* [TASK INSTRUCTIONS] Search the records below for the word "Intelligence" and show every line where it occurs.

* [LISTED ENTRIES]
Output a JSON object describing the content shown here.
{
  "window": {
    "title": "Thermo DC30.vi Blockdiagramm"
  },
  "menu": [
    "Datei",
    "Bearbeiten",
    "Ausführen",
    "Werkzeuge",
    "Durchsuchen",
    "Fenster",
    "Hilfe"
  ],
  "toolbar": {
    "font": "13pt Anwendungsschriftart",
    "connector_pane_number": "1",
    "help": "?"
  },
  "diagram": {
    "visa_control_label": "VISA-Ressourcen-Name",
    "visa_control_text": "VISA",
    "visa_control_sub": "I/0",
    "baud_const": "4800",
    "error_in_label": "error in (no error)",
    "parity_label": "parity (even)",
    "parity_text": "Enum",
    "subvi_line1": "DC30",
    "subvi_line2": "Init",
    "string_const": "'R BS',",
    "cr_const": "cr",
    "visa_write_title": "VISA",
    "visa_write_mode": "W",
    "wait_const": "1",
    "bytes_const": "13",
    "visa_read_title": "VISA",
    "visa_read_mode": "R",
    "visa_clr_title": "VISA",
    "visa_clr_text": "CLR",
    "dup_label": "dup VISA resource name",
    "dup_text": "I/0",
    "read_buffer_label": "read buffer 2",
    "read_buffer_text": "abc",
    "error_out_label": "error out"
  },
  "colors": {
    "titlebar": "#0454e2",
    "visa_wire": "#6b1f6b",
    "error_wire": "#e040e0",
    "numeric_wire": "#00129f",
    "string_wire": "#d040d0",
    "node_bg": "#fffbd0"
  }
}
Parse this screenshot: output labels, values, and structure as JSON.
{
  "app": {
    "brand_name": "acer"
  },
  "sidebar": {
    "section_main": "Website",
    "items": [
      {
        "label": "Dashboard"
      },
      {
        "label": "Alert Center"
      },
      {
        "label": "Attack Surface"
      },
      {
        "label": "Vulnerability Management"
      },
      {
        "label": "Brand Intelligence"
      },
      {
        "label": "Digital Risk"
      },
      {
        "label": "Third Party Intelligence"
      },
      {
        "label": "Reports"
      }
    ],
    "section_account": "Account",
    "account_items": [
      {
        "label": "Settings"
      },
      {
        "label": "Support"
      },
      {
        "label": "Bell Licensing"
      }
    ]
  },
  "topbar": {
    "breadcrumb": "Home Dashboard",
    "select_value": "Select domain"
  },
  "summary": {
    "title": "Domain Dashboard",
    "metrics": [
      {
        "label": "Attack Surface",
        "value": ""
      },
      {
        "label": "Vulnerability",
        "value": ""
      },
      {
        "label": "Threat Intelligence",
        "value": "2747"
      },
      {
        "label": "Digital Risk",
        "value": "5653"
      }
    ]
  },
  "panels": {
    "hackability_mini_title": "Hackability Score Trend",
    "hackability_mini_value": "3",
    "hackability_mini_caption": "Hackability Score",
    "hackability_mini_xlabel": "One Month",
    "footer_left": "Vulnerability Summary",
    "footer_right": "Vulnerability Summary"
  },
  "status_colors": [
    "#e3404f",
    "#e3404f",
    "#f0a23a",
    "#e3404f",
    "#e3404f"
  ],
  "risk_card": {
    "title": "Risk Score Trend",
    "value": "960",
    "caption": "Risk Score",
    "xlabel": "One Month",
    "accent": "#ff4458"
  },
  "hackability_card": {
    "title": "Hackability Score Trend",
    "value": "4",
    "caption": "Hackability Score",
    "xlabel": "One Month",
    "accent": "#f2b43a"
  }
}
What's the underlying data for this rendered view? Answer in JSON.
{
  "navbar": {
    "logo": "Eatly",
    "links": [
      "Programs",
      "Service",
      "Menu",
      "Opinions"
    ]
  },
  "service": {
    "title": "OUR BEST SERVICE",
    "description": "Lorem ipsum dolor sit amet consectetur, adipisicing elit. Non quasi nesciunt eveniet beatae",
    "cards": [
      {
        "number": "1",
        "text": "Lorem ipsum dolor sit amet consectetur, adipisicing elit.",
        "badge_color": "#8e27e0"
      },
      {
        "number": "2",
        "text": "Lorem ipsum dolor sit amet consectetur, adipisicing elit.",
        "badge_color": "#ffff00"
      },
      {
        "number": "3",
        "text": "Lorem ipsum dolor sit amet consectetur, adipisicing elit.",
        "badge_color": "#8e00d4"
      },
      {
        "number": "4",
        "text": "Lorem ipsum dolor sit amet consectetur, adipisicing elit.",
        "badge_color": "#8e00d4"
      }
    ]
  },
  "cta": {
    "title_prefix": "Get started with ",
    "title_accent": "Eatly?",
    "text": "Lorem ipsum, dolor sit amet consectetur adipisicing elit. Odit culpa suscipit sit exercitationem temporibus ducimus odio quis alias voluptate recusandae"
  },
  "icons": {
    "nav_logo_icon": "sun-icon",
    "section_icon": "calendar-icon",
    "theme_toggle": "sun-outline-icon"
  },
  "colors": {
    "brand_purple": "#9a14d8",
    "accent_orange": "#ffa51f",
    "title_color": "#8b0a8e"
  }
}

* [RESULT OF THE EXERCISE]
        "label": "Brand Intelligence"
        "label": "Third Party Intelligence"
        "label": "Threat Intelligence",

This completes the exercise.